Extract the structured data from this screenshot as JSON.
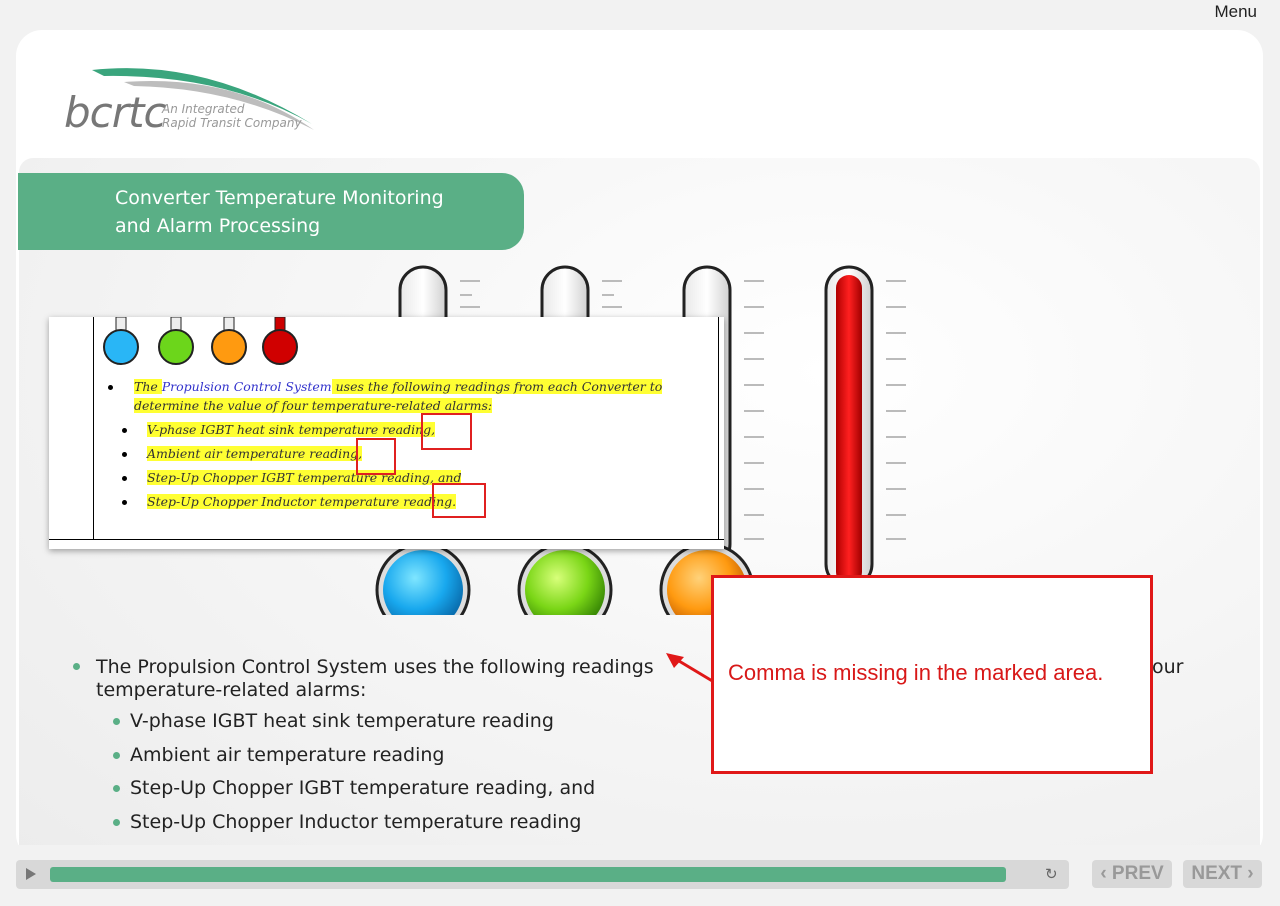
{
  "header": {
    "menu_label": "Menu"
  },
  "logo": {
    "wordmark": "bcrtc",
    "tagline": "An Integrated\nRapid Transit Company",
    "accent": "#3aa57d"
  },
  "slide": {
    "title": "Converter Temperature Monitoring\nand Alarm Processing",
    "accent": "#5aaf86",
    "bullet_main": "The Propulsion Control System uses the following readings from each Converter to determine the value of four\ntemperature-related alarms:",
    "bullet_main_visible_pre": "The Propulsion Control System uses the following readings ",
    "bullet_main_visible_end": "our",
    "sub_bullets": [
      "V-phase IGBT heat sink temperature reading",
      "Ambient air temperature reading",
      "Step-Up Chopper IGBT temperature reading, and",
      "Step-Up Chopper Inductor temperature reading"
    ]
  },
  "document_excerpt": {
    "intro_1": "The ",
    "intro_link": "Propulsion Control System",
    "intro_2": " uses the following readings from each Converter to",
    "intro_3": "determine the value of four temperature-related alarms:",
    "items": [
      "V-phase IGBT heat sink temperature reading,",
      "Ambient air temperature reading,",
      "Step-Up Chopper IGBT temperature reading, and",
      "Step-Up Chopper Inductor temperature reading."
    ]
  },
  "review_callout": {
    "text": "Comma is missing in the marked area.",
    "color": "#d81818"
  },
  "player": {
    "progress": 0.94,
    "prev_label": "‹ PREV",
    "next_label": "NEXT ›"
  },
  "thermometers": [
    {
      "color": "blue",
      "level": 0.0
    },
    {
      "color": "green",
      "level": 0.0
    },
    {
      "color": "orange",
      "level": 0.0
    },
    {
      "color": "red",
      "level": 1.0
    }
  ]
}
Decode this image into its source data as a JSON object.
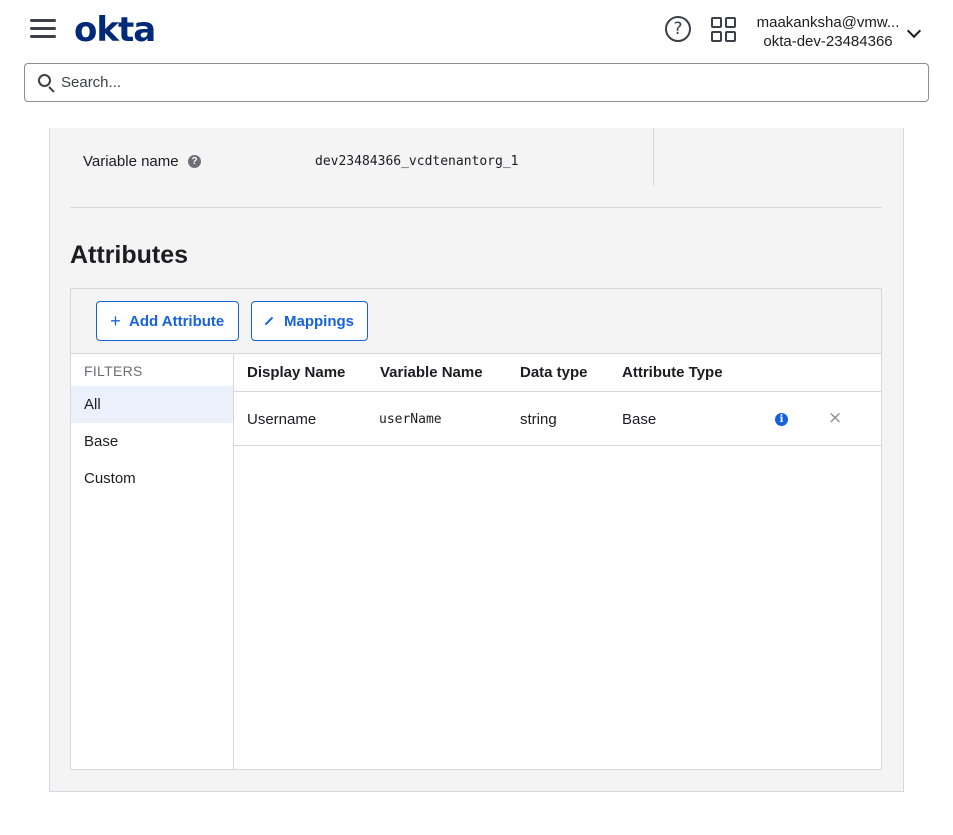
{
  "header": {
    "logo_text": "okta",
    "help_icon": "?",
    "user_email": "maakanksha@vmw...",
    "user_org": "okta-dev-23484366"
  },
  "search": {
    "placeholder": "Search..."
  },
  "variable": {
    "label": "Variable name",
    "help_icon": "?",
    "value": "dev23484366_vcdtenantorg_1"
  },
  "attributes": {
    "title": "Attributes",
    "add_button": "Add Attribute",
    "add_icon": "+",
    "mappings_button": "Mappings",
    "filters_title": "FILTERS",
    "filters": [
      "All",
      "Base",
      "Custom"
    ],
    "columns": [
      "Display Name",
      "Variable Name",
      "Data type",
      "Attribute Type"
    ],
    "rows": [
      {
        "display_name": "Username",
        "variable_name": "userName",
        "data_type": "string",
        "attribute_type": "Base",
        "info_icon": "i",
        "remove_icon": "×"
      }
    ]
  },
  "colors": {
    "brand": "#00297a",
    "accent": "#1662dd",
    "panel_bg": "#f4f4f4",
    "active_filter_bg": "#ebf0fa"
  }
}
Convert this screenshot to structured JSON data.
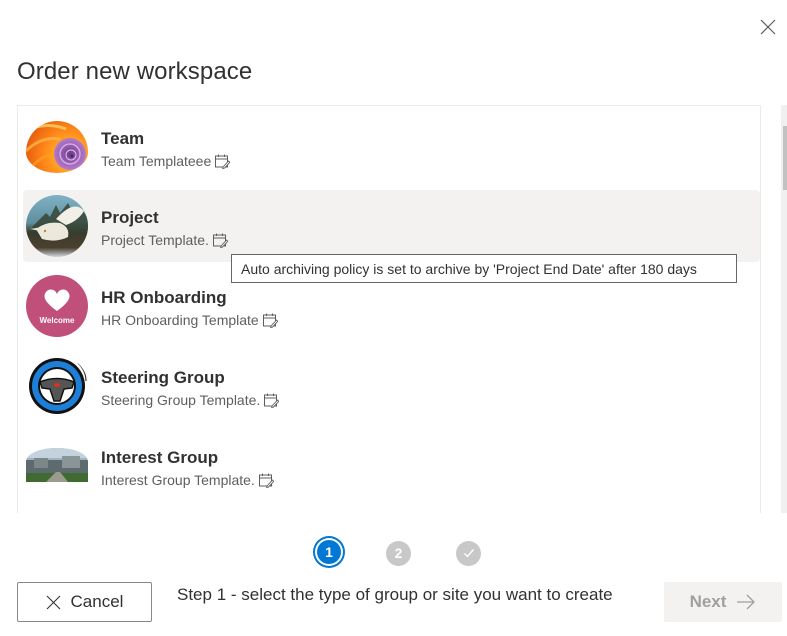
{
  "dialog": {
    "title": "Order new workspace",
    "close_icon": "close-icon"
  },
  "templates": [
    {
      "title": "Team",
      "subtitle": "Team Templateee",
      "icon": "calendar-edit-icon",
      "avatar": "nautilus-shell-image",
      "selected": false
    },
    {
      "title": "Project",
      "subtitle": "Project Template.",
      "icon": "calendar-edit-icon",
      "avatar": "snowy-owl-image",
      "selected": true
    },
    {
      "title": "HR Onboarding",
      "subtitle": "HR Onboarding Template",
      "icon": "calendar-edit-icon",
      "avatar": "welcome-heart-image",
      "avatar_text": "Welcome",
      "selected": false
    },
    {
      "title": "Steering Group",
      "subtitle": "Steering Group Template.",
      "icon": "calendar-edit-icon",
      "avatar": "steering-wheel-image",
      "selected": false
    },
    {
      "title": "Interest Group",
      "subtitle": "Interest Group Template.",
      "icon": "calendar-edit-icon",
      "avatar": "building-landscape-image",
      "selected": false
    }
  ],
  "tooltip": {
    "text": "Auto archiving policy is set to archive by 'Project End Date' after 180 days"
  },
  "stepper": {
    "current_step": 1,
    "steps": [
      {
        "label": "1",
        "state": "active"
      },
      {
        "label": "2",
        "state": "inactive"
      },
      {
        "label": "",
        "icon": "checkmark-icon",
        "state": "inactive"
      }
    ]
  },
  "footer": {
    "cancel_label": "Cancel",
    "step_description": "Step 1 - select the type of group or site you want to create",
    "next_label": "Next",
    "next_enabled": false
  },
  "colors": {
    "accent": "#0078d4",
    "selected_row": "#f3f2f1",
    "step_inactive": "#c8c8c8",
    "disabled_text": "#a19f9d"
  }
}
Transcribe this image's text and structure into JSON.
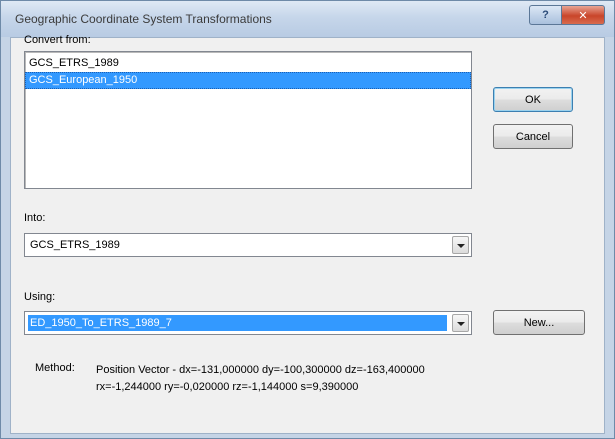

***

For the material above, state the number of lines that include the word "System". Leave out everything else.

* Solution to this task *
3